(Required work): Each line of the entries below that holds "Dans" is needed, copied in full.

══ Listed records ══

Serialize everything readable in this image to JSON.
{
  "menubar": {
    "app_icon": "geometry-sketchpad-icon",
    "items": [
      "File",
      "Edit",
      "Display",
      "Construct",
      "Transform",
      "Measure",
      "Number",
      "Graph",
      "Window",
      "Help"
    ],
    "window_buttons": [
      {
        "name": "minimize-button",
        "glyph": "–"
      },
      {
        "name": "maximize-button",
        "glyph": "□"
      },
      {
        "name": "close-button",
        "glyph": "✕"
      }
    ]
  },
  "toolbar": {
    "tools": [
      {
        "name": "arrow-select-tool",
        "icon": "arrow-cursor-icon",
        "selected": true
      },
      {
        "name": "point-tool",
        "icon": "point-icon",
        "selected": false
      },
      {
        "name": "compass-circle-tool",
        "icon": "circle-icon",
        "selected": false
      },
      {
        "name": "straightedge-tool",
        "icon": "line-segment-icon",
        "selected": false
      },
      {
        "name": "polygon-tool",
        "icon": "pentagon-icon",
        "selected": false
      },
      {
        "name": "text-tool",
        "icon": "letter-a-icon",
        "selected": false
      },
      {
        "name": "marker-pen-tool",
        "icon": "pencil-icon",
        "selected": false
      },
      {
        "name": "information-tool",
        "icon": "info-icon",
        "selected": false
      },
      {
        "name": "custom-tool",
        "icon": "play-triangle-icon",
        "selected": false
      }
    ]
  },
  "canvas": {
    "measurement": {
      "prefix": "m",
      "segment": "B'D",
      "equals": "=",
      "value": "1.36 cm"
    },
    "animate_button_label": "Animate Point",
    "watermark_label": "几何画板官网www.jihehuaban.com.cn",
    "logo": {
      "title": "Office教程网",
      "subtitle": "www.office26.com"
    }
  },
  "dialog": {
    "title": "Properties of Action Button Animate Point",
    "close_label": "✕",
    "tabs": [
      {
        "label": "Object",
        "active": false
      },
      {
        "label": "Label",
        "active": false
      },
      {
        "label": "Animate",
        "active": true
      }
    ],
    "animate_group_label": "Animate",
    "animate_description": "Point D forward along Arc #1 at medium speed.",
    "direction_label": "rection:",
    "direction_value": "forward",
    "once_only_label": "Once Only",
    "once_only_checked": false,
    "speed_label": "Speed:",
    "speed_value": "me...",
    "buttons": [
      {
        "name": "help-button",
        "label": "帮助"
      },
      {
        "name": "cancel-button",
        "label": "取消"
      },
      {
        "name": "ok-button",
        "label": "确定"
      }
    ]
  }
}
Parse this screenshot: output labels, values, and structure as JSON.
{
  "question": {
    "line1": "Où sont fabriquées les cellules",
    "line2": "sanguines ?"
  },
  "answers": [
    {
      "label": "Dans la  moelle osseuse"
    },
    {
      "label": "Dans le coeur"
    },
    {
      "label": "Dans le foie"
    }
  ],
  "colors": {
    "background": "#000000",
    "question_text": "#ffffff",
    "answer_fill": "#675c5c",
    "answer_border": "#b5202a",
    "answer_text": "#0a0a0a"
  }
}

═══

(Solution for this task):
      "label": "Dans la  moelle osseuse"
      "label": "Dans le coeur"
      "label": "Dans le foie"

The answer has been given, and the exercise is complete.